====== DATASET EXTRACT

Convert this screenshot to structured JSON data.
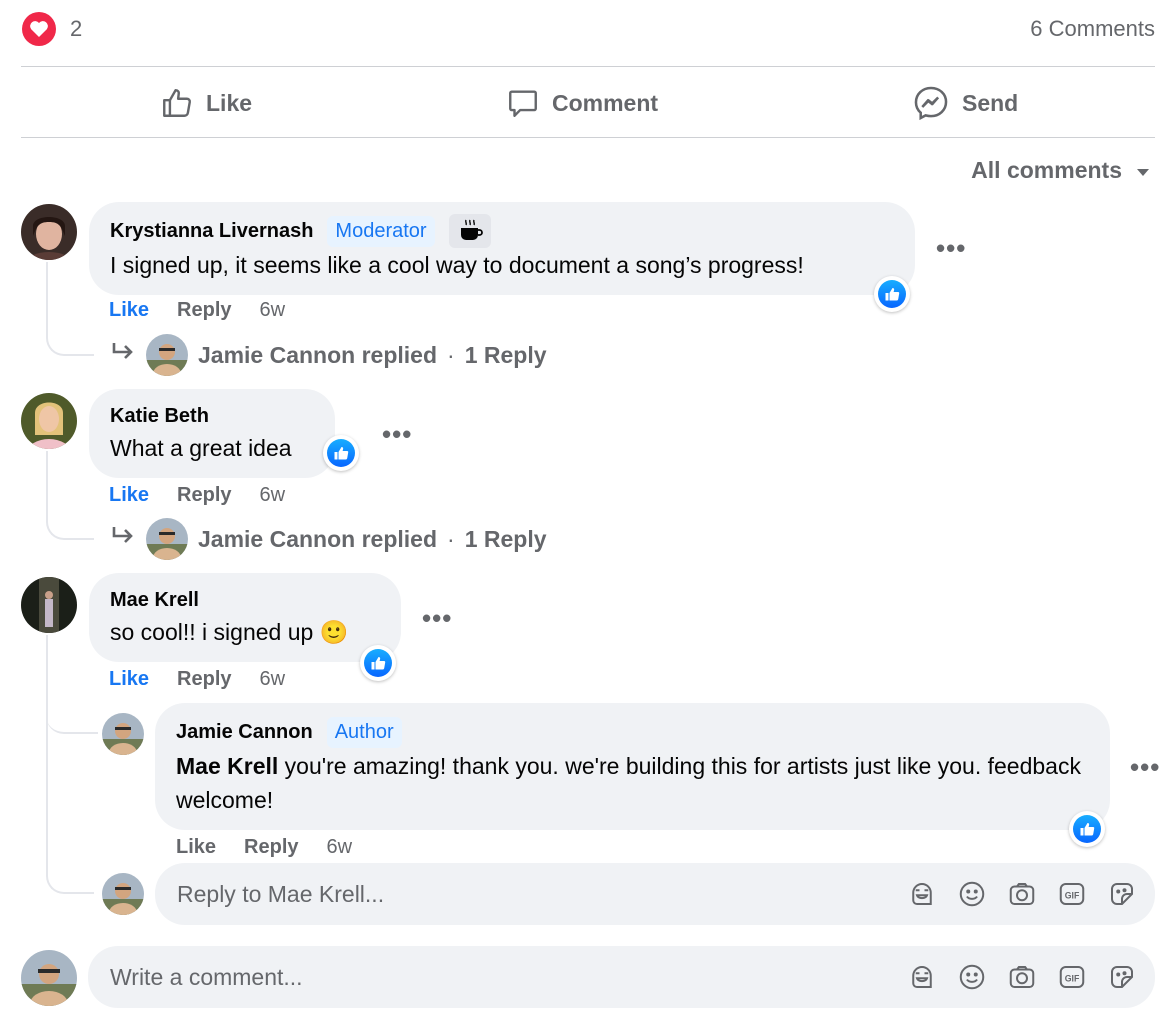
{
  "summary": {
    "reaction_count": "2",
    "comments_label": "6 Comments"
  },
  "actions": {
    "like": "Like",
    "comment": "Comment",
    "send": "Send"
  },
  "filter": {
    "label": "All comments"
  },
  "comments": [
    {
      "author": "Krystianna Livernash",
      "badge": "Moderator",
      "text": "I signed up, it seems like a cool way to document a song’s progress!",
      "like": "Like",
      "reply": "Reply",
      "time": "6w",
      "replies": {
        "replier": "Jamie Cannon replied",
        "separator": "·",
        "count": "1 Reply"
      }
    },
    {
      "author": "Katie Beth",
      "text": "What a great idea",
      "like": "Like",
      "reply": "Reply",
      "time": "6w",
      "replies": {
        "replier": "Jamie Cannon replied",
        "separator": "·",
        "count": "1 Reply"
      }
    },
    {
      "author": "Mae Krell",
      "text": "so cool!! i signed up",
      "emoji": "🙂",
      "like": "Like",
      "reply": "Reply",
      "time": "6w",
      "nested": {
        "author": "Jamie Cannon",
        "badge": "Author",
        "mention": "Mae Krell",
        "text": " you're amazing! thank you. we're building this for artists just like you. feedback welcome!",
        "like": "Like",
        "reply": "Reply",
        "time": "6w"
      }
    }
  ],
  "reply_input": {
    "placeholder": "Reply to Mae Krell..."
  },
  "comment_input": {
    "placeholder": "Write a comment..."
  },
  "colors": {
    "accent": "#1877f2",
    "heart": "#f02849",
    "bubble": "#f0f2f5",
    "muted": "#65676b"
  }
}
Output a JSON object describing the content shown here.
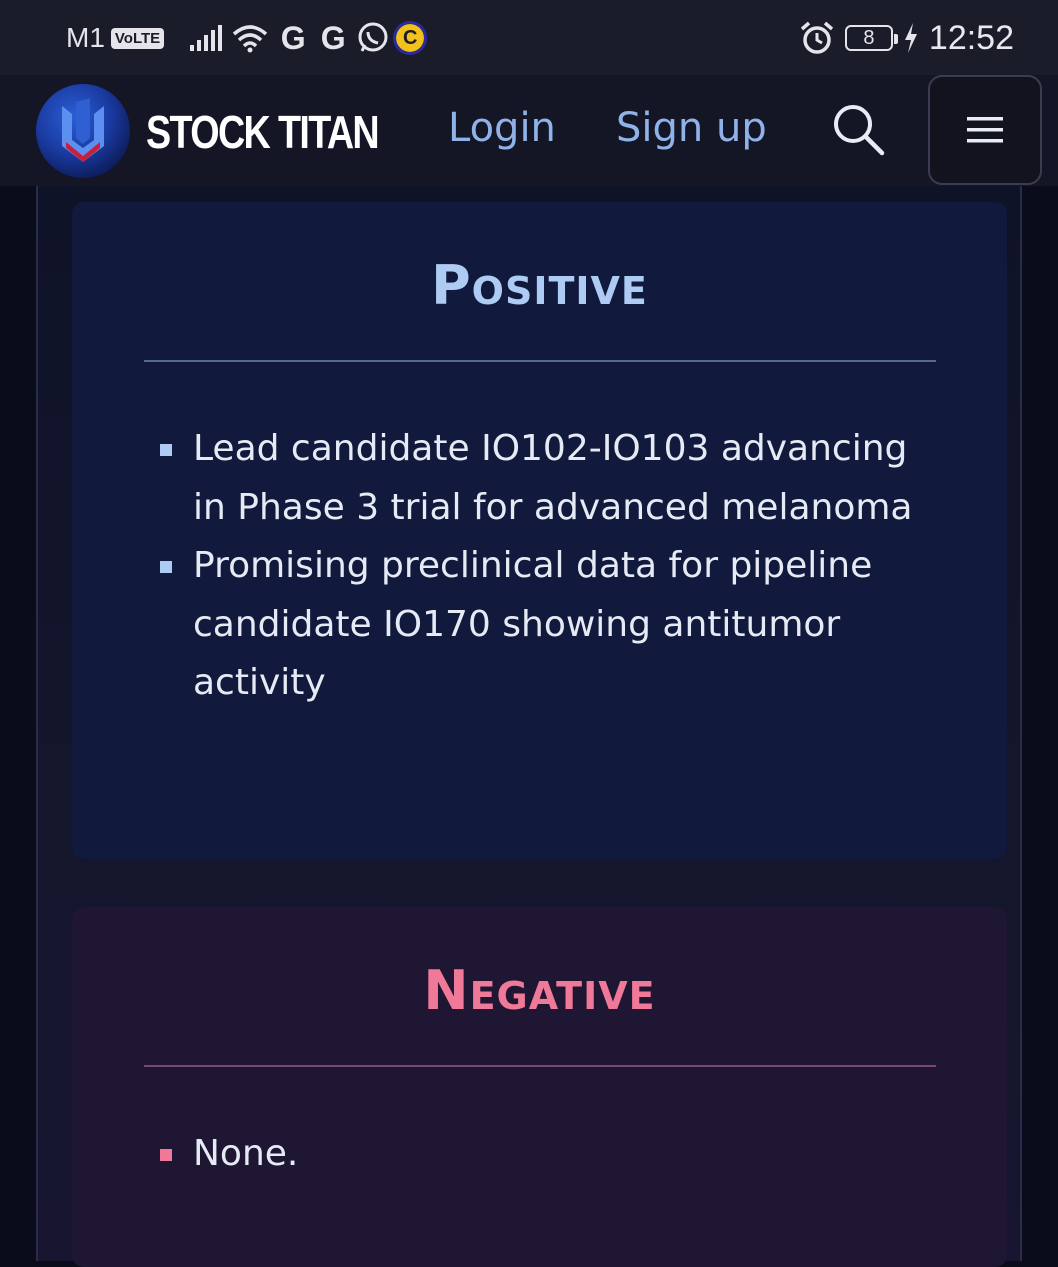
{
  "status_bar": {
    "carrier": "M1",
    "volte": "VoLTE",
    "battery_level": "8",
    "time": "12:52",
    "icons": [
      "signal-icon",
      "wifi-icon",
      "google-icon",
      "google-icon",
      "whatsapp-icon",
      "coin-app-icon",
      "alarm-icon",
      "battery-icon",
      "charging-icon"
    ]
  },
  "header": {
    "brand": "STOCK TITAN",
    "login": "Login",
    "signup": "Sign up",
    "search_icon": "search-icon",
    "menu_icon": "hamburger-menu-icon"
  },
  "positive": {
    "title": "Positive",
    "accent": "#aecbf4",
    "items": [
      "Lead candidate IO102-IO103 advancing in Phase 3 trial for advanced melanoma",
      "Promising preclinical data for pipeline candidate IO170 showing antitumor activity"
    ]
  },
  "negative": {
    "title": "Negative",
    "accent": "#f07898",
    "items": [
      "None."
    ]
  }
}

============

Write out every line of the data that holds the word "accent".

* _SOLUTION TO THIS EXERCISE_
    "accent": "#1877f2",
    "accent": "#aecbf4",
    "accent": "#f07898",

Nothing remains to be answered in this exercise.